I know that people can disagree and still love each other. My brain tells me that’s true based on my experiences in life. But if you should say, “You have no moral center because of how you chose to vote or which church you attend or what cause you support or what you don’t believe anymore” that stings. It’s like a knife to my soul and the wound takes so very long to heal. Disagreement, when done properly, is quite okay. I know that. But damn, I still fear disagreement will lead to disapproval. What can I say, I’m a work in progress and I’ll ponder this particular point for a while, yet.
I’m being very vulnerable here in writing about this fear. But it’s good for me as I sit here and try to process my tendency to people-pleasing. Also, and this is a huge problem, for some reason I greatly underestimate the friendships I have with people. And I have been told by friends that is upsetting to them. I’m stereotyping them based on what I know about them… which is exactly what I don’t anyone to do to me. I realize this is a blind spot in my life. And I’m working on it.
All this to say, I’m going to find a middle ground. I’m not jumping in feet first and giving everyone the middle finger (Sorry, Hobbs, not my style), but I’m also going to begin to be more open about who I am and where I’ve landed after five years of questioning everything and learning to accept myself entirely as I am. I’ve been hiding too much for too long. To borrow a motif, I’m hiding in a closet within a closet within a closet within yet another closet. Hell, I’m halfway to Narnia hiding behind a sea of coats in this little wardrobe.
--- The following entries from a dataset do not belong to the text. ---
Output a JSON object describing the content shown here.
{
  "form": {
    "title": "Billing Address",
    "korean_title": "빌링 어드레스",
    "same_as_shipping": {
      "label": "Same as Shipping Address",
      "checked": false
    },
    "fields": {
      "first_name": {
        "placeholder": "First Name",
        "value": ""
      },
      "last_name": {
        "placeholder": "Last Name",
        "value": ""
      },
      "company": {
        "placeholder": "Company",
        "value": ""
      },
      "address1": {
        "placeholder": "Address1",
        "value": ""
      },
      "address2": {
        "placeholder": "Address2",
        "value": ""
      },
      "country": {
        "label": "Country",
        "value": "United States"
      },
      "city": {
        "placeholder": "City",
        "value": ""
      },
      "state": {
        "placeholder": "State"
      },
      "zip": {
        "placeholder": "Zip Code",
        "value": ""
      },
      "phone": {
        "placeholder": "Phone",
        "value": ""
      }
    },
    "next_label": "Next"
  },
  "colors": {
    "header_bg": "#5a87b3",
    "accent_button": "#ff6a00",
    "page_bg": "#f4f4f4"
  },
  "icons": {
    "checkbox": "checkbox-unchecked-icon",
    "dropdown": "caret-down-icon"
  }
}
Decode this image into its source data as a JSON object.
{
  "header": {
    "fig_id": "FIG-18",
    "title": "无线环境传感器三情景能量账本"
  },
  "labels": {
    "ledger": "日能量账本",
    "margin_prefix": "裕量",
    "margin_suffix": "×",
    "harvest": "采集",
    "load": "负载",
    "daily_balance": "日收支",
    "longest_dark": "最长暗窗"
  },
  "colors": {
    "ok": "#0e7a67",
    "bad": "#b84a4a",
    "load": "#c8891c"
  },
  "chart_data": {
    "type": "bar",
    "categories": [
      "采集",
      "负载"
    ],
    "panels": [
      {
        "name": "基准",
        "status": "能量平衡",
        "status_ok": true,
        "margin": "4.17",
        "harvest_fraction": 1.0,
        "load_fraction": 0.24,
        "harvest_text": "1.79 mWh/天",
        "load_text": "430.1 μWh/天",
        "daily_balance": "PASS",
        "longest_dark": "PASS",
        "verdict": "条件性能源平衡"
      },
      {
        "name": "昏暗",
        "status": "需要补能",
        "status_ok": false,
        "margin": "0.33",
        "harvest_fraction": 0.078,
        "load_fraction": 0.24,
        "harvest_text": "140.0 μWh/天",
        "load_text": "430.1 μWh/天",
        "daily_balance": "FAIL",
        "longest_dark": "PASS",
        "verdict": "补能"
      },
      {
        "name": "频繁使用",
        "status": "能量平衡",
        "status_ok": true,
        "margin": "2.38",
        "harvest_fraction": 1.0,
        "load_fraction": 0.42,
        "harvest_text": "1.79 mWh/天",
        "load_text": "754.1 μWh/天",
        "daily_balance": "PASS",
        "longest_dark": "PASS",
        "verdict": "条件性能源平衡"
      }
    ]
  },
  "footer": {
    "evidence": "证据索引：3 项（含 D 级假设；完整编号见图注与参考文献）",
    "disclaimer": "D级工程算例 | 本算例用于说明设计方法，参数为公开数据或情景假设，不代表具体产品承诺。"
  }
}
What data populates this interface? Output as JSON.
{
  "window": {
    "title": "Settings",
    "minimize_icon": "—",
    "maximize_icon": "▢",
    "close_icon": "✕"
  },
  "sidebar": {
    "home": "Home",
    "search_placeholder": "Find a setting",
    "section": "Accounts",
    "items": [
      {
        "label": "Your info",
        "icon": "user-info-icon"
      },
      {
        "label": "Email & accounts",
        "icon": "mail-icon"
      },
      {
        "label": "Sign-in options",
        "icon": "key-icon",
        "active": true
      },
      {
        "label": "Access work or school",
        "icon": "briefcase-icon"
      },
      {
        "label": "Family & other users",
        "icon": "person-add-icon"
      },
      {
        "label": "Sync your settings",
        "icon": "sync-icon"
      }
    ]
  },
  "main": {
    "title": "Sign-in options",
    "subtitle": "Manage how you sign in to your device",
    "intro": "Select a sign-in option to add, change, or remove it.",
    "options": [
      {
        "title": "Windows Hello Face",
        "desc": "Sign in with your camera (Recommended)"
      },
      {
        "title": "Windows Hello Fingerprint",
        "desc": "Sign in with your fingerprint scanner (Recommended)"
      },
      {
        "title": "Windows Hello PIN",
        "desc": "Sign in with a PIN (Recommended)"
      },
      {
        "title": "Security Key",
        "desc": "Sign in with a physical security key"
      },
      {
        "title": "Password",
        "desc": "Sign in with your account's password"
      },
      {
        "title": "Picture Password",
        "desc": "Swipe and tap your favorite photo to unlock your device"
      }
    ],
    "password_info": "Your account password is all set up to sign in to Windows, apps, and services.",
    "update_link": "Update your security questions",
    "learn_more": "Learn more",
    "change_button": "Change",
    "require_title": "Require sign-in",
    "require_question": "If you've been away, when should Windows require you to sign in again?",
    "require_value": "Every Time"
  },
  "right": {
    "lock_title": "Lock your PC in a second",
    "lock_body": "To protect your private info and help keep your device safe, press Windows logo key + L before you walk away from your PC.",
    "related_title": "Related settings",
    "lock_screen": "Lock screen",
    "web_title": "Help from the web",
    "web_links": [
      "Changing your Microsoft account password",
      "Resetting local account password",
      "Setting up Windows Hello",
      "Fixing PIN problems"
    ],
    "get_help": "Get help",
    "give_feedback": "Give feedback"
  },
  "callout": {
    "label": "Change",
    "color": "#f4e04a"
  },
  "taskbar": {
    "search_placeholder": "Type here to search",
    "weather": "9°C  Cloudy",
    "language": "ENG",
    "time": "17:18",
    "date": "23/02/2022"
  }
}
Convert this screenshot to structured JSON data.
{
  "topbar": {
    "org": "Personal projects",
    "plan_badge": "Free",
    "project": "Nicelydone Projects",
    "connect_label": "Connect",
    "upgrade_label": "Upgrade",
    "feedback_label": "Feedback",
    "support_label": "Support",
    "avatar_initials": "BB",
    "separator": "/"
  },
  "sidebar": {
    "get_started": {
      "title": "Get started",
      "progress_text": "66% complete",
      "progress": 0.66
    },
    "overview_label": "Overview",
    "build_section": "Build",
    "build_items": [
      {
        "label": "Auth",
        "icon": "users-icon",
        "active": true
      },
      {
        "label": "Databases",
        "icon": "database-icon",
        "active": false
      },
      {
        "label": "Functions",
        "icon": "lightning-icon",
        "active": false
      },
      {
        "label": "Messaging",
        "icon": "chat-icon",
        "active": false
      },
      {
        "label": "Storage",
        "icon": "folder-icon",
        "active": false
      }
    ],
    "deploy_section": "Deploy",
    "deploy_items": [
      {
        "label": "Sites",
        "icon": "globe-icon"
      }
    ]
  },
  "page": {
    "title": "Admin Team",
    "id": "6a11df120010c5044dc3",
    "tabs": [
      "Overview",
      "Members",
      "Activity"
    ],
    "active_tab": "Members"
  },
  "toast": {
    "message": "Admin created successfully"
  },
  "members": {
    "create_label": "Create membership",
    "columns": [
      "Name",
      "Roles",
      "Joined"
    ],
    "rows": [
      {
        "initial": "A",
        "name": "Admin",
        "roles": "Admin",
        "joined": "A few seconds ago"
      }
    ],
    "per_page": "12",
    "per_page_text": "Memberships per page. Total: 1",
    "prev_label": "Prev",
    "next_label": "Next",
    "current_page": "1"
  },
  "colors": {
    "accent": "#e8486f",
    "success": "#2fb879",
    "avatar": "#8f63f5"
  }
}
So, Wendy, I hope this answered your question. Maybe? If not, it certainly caused me to think about the topic the last few weeks. And I’m hoping that throughout the next few weeks and months, I can make progress with both my writing (I have a novel I’m trying to finish, too) and my people-pleasing induced fear.